George N. Blake, you have acquired uncommon and exceptional knowledge of traditional Native American artistic crafts in your distinguished career. 

As a member of the Hupa and Yurok tribes, you have played a central role in the resurgence of Native California cultural life.  Your service in the U.S. Army, your studies at the College of the Redwoods, and your bachelor’s degree in art at the University of California, Davis, all contributed to your growth as a student of the region and the world.

You have been recognized for your work in a wide variety of media, including sculpture, jewelry, regalia, and contemporary pieces.  You are one of the few living people skilled in the traditional art of creating dugout canoes, and a neo-traditional Yurok dugout canoe that you built with students is in a place of honor in the Humboldt State University Library.

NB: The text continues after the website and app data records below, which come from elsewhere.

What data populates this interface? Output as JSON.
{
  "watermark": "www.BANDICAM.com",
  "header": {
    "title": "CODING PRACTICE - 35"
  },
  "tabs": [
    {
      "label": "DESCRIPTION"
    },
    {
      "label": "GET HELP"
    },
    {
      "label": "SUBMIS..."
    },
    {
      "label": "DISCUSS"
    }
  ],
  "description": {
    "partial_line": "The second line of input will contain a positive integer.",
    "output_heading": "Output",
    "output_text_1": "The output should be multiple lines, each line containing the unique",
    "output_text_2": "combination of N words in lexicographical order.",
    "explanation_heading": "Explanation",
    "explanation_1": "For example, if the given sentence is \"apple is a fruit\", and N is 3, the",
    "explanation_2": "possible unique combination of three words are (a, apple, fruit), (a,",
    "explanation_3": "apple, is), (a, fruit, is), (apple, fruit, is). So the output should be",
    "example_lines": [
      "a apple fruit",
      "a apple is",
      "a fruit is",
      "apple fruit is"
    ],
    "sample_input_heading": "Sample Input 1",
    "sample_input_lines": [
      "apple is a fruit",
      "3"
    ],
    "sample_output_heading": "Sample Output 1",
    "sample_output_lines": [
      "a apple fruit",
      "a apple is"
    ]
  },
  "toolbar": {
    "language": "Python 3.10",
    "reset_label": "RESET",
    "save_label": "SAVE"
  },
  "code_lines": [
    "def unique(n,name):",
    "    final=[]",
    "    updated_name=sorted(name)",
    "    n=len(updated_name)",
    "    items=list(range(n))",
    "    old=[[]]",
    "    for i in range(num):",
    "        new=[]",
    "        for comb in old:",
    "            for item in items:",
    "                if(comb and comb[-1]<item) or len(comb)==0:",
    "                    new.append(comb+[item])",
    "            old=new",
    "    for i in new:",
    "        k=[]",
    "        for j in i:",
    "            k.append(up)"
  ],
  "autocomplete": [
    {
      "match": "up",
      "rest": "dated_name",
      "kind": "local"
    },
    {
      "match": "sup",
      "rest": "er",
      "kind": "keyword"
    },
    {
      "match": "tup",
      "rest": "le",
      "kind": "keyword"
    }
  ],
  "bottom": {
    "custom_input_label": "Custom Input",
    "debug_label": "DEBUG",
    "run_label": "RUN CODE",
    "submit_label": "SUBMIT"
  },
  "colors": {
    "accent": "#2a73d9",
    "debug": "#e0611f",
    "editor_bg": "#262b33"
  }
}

You have been at the forefront of Native American artistic expression.  You received a National Heritage Fellowship in 1991, the highest national honor awarded to a traditional artist.  Your work has been widely exhibited nationally and internationally, including at the Smithsonian Institution, and your artwork is part of collections at major institutions, including the Phoebe A. Hearst Museum at the University of California, Berkeley. 

You have included young artists in your work as a way to share your knowledge with future generations.  While you served as curator of the Hoopa Tribal Museum from 1980 to 1983, you organized a broad program to teach traditional arts to younger tribal members.

In recognition of your outstanding achievements as an educator and artist who is grounded in both Native American tradition and contemporary styles, we are honored to make this presentation today.